last modified May 26, 2015 11:28 AM
The University of Cambridge is recruiting hundreds of teenagers from across the country to dig up the past and raise their aspirations for the future.

This article originally appeared in the University of Cambridge HE Teachers and HE Advisers' Newsletter May 2015

HEFA Goes National!

 

The University of Cambridge is recruiting hundreds of teenagers from across the country to dig up the past and raise their aspirations for the future.

Led by Dr Carenza Lewis of Time Team fame, The Higher Education Field Academy (HEFA) has already transformed 5,000 state school pupils in the East of England into budding archaeologists and aspiring university researchers. Now the University has decided to roll the programme out to the rest of the country, and is inviting schools to apply to join the 2016 digging season (March – July).

Over the last ten years, HEFA has become one of the University’s most successful Widening Participation projects, raising the aspirations, enthusiasm and attainment of thousands of 14-17 year-olds, as well as inspiring their teachers.
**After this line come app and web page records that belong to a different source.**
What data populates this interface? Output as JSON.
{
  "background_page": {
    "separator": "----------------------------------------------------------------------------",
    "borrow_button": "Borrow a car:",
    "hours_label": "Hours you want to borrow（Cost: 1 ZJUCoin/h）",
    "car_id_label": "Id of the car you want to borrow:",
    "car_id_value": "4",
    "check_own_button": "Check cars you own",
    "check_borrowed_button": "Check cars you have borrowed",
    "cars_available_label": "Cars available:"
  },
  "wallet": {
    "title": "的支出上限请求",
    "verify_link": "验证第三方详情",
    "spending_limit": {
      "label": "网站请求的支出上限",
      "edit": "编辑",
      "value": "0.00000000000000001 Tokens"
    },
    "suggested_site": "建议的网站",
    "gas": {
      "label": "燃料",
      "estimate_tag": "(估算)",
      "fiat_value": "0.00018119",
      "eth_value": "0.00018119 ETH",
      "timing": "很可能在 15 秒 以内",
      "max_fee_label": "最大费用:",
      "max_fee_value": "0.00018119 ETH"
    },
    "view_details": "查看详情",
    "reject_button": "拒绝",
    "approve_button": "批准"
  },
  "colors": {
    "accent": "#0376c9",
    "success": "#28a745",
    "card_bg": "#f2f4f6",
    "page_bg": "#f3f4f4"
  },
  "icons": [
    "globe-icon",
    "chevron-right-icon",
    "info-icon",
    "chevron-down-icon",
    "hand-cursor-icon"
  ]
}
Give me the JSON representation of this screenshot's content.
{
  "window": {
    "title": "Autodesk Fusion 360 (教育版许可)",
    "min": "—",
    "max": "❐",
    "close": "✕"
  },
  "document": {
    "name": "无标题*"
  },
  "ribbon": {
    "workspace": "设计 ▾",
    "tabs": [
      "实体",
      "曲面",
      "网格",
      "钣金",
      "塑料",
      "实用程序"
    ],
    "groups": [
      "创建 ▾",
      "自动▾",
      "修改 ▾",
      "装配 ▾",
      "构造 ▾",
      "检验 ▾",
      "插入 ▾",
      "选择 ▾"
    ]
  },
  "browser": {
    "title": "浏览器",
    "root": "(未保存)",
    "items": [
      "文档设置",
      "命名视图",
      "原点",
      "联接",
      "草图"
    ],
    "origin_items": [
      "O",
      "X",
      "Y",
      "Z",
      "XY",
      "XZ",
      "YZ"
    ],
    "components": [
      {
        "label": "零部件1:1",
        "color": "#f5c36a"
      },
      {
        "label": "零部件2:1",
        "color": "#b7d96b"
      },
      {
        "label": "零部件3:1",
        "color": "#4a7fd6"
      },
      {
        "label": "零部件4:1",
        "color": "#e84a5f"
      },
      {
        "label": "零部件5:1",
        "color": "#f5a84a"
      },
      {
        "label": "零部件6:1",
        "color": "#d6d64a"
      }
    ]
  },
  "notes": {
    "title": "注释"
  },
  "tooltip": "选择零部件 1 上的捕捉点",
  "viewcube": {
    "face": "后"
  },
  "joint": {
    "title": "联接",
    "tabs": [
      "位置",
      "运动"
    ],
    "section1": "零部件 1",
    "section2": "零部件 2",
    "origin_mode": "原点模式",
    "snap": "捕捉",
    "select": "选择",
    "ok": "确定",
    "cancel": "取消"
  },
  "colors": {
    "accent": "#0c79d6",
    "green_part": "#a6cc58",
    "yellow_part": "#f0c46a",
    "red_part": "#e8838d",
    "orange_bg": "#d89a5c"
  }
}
Of the 521 learners who attended HEFA in 2012-13, 96% rated their experience ‘excellent’ or ‘good’, while more than 80% completed the course with new skills and feeling more positive about applying to university.

Working in small mixed-school groups, HEFA recruits spend two days running their own archaeological excavation (a 1m2 test pit) in a local village, where they get the chance to unearth history for the first time. Their discoveries are used, like clues from a crime scene, to reconstruct the development of settlements and population change over time.
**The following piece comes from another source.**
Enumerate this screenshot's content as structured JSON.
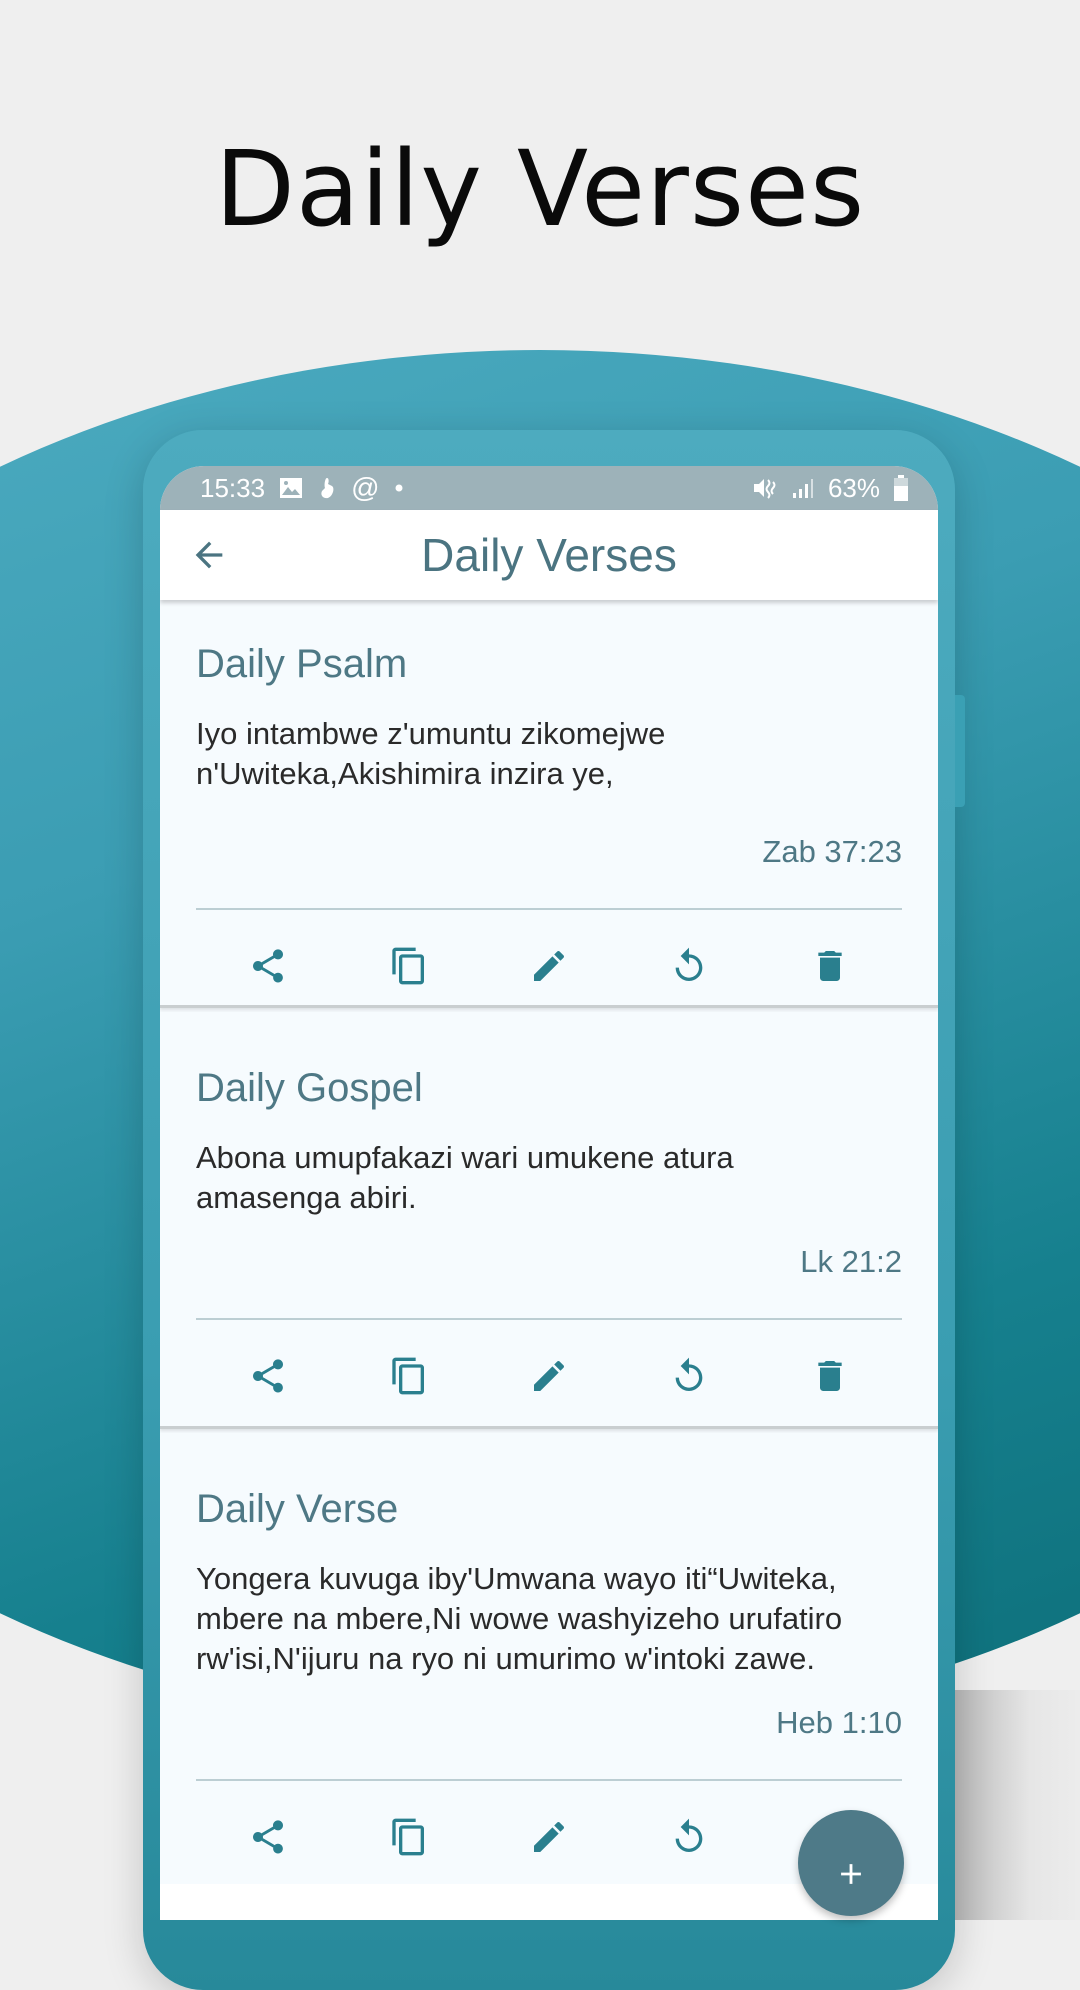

Dr Lewis comments, ‘Our young investigators have found everything from Stone Age tools to medieval pottery and even human skeletons. That moment of discovery is a real adrenalin rush and our diggers make a genuine contribution to the university's research into the historic development of rural communities and the impact of events such as the Black Death.’

Day Three of the HEFA programme is spent at the University of Cambridge analysing the excavations in group sessions which help participants to produce a written analysis for assessment.
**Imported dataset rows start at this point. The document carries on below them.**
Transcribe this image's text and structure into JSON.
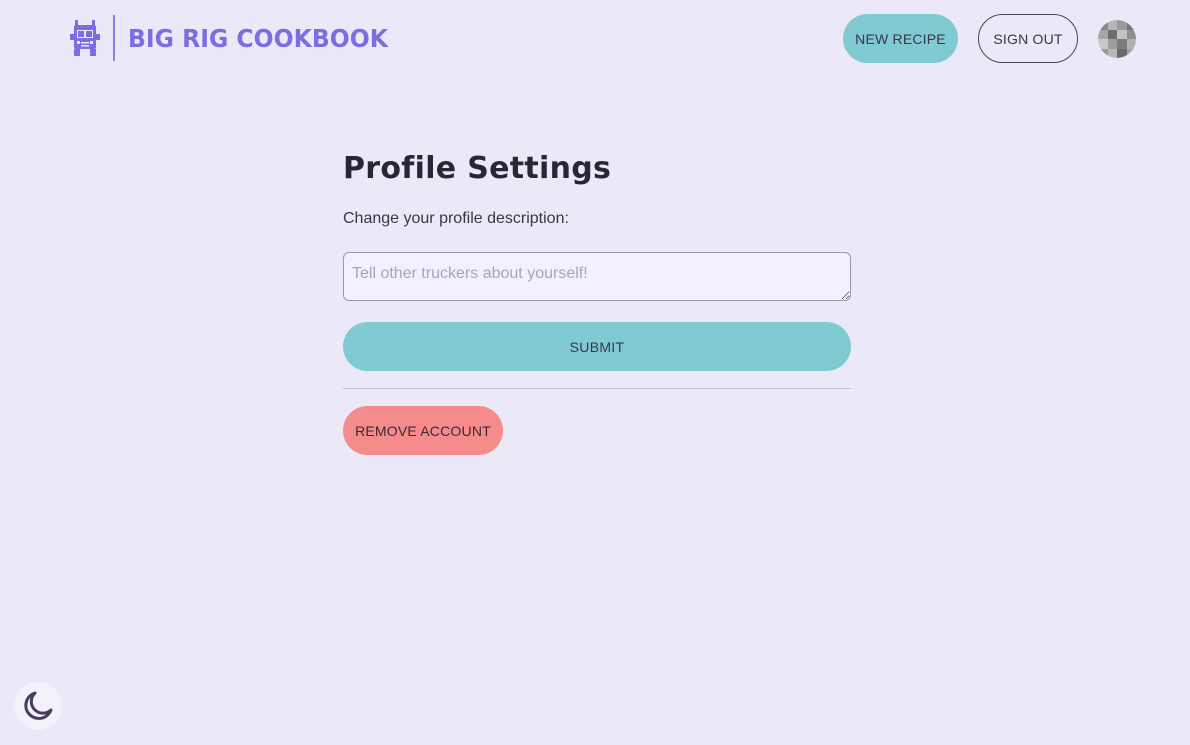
{
  "header": {
    "brand_name": "BIG RIG COOKBOOK",
    "logo_icon": "truck-icon",
    "new_recipe_label": "NEW RECIPE",
    "sign_out_label": "SIGN OUT",
    "avatar_icon": "user-avatar"
  },
  "main": {
    "title": "Profile Settings",
    "description_label": "Change your profile description:",
    "description_placeholder": "Tell other truckers about yourself!",
    "description_value": "",
    "submit_label": "SUBMIT",
    "remove_account_label": "REMOVE ACCOUNT"
  },
  "theme_toggle": {
    "icon": "moon-icon"
  },
  "colors": {
    "background": "#ebe9f7",
    "brand": "#7c6ee0",
    "primary_button": "#7fcbd1",
    "danger_button": "#f58b8b",
    "text": "#3a3548"
  }
}
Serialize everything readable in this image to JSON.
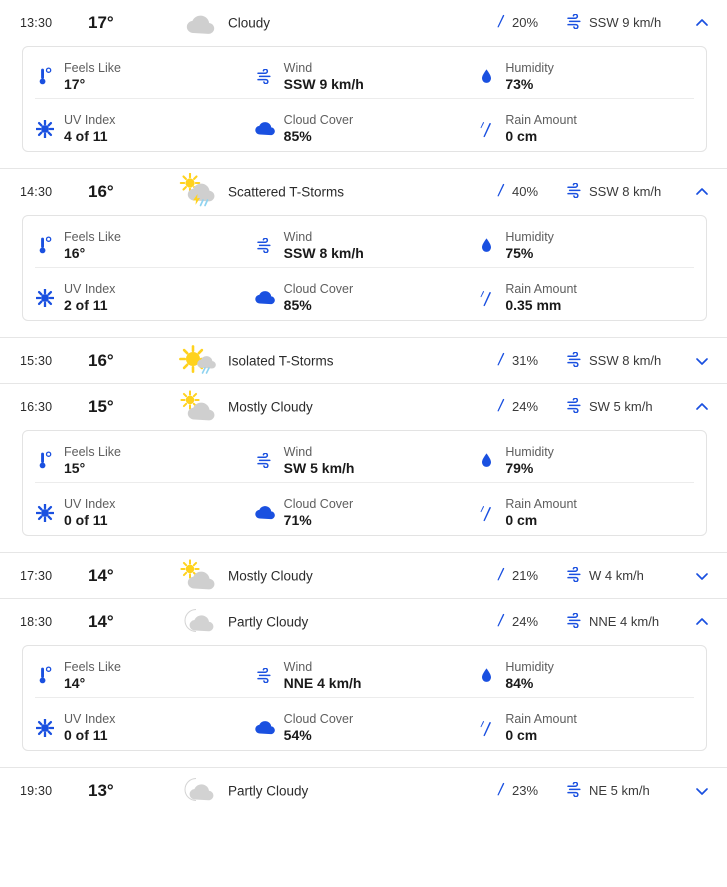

Crucially, HEFA promotes learning through archaeology rather than just about archaeology, and therefore benefits students interested in all avenues of university study. The programme offers an inspiring taste of life and learning at university level and develops a wide range of transferrable knowledge and skills (including verbal communication, structured working, creative thinking, reflective learning, persistence, team working, data analysis and report writing) as well as boosting academic confidence. During the course, participants are encouraged to think about their ambitions for the future and to maintain contact with the University of Cambridge afterwards to help them realise their aims.

The HEFA programme is endorsed by the University of Cambridge and the OCR exam board in recognition of the level of cross-curricular challenge it offers young people to achieve in three distinct areas (1) practical fieldwork, (2) personal, learning and thinking skills and (3) data analysis and report writing. Participants receive detailed feedback in recognition of their attainment in each of these areas which are of considerable value in supporting their future application to university, enabling them to demonstrate major achievement across a wide range of skills.

HEFA is aimed at pupils (School Years 9-12) at the top of the academic ability range (capable of achieving eight or more GCSE’s at Grade B or above), one of its key objectives being to raise admissions from the state sector to leading universities. Schools interested in taking part should contact Access Cambridge Archaeology on arcacces@hermes.cam.ac.uk by midday on Tuesday 30 June.

More information about HEFA can be found here.